Although there is a lot of moisture in the air as water vapor, plants still require additional hydration by human watering.
The ideal humidity range for the Philodendron Glorious plant is between 60% and 80%. Plant productivity is increased by the high moisture levels, which also enable the delivery of loosely bound nutrients to the soil.
However, too much moisture causes a range of issues, including viral illnesses and leaf yellowing. So make sure there isn’t too much moisture around for the Glorious plant to thrive in.
Install a humidifier to boost the humidity in a dry space. Bring a moisture meter home if you’re having problems keeping track of the moisture levels.
Philodendron Glorious Fertilizing
Maintaining your Philodendron Glorious’ distinctive beauty and steady development depends on feeding it. Although it doesn’t require frequent feedings, it is important to stick to a regular feeding plan.
From spring until fall, fertilize your Philodendron Glorious once a month. Invest in high-quality fertilizer with a 20:20:20 or 1:1:1 NPK ratio, for example. Please make sure the product has lots of nitrogen.
You have the choice of a liquid or slow-release fertilizer. Both are really effective and feed the Glorious plant for a whole month.
The primary distinction between them is the duration of their benefits; slow-release fertilizer creates outcomes that last longer and require fewer feedings.
Keep in mind that you must first dilute the fertilizer before adding it. Strong, undiluted fertilizers frequently burn the plant, causing permanent harm.
As overfeeding can potentially result in leaf burn, please refrain from doing so with your Philodendron Glorious plant. The product box should be read for more information.
While some Philodendron plants have set timetables for repotting, others, like the Philodendron Glorious, only require repotting when their pots get too small.
Repotting a plant without a need slows its growth significantly and causes more harm than good.
Philodendron transplant is Glorious when you notice the plant’s roots wrapping around the pot or when the plant continues to wilt despite regular watering.
Other causes include the bottom of the pot having roots coming out of it, all the water draining directly down the drainage holes, and a damaged or cracked pot because of overcrowding.

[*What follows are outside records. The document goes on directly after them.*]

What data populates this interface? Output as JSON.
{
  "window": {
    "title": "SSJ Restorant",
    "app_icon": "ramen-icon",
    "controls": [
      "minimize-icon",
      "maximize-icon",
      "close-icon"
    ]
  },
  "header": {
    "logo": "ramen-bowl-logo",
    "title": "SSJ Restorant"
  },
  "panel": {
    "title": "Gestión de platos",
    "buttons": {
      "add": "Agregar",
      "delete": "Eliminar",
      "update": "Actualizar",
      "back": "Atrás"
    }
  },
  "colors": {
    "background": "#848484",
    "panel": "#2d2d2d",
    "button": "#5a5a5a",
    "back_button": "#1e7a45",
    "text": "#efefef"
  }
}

Please report your Philodendron Glorious plant into a slightly larger container, making that the roots have enough room to stretch out and breathe.
Additionally, if the components of your current potting mix are effective for your Glorious plant, utilize a new one.
Some home gardeners might find the pruning procedure to be tedious work, but the results are well worth the effort.
A Philodendron with fresh pruning Beautiful plant appears well-kept and new.
When pruning, get rid of the overgrown vines and old, dead leaves. In case the plant is taking up too much room, you can prune it. Add some water after that to reduce stress.
Philodendron Glorious Propagation
The steps listed below can be used to grow new, gorgeous Philodendron Glorious plants:
- In a pot of your choice, prepare suitable potting soil, preferably with pine bark or peat.
- Cut a three to a six-inch segment of a long, healthy Philodendron Glorious stem that has some leaves and roots.
- Cut the stem at the point where it joins the main crown with a pair of clean scissors.
- Place the portion in its new pot after removing it.
- To position the part as uprightly as you can, arrange the soil around it.
- Place the pot in filtered, dappled sunshine after watering it.
- Wait a few weeks till your Glorious plant reaches full maturity. When you see roots forming, you could plant them outside.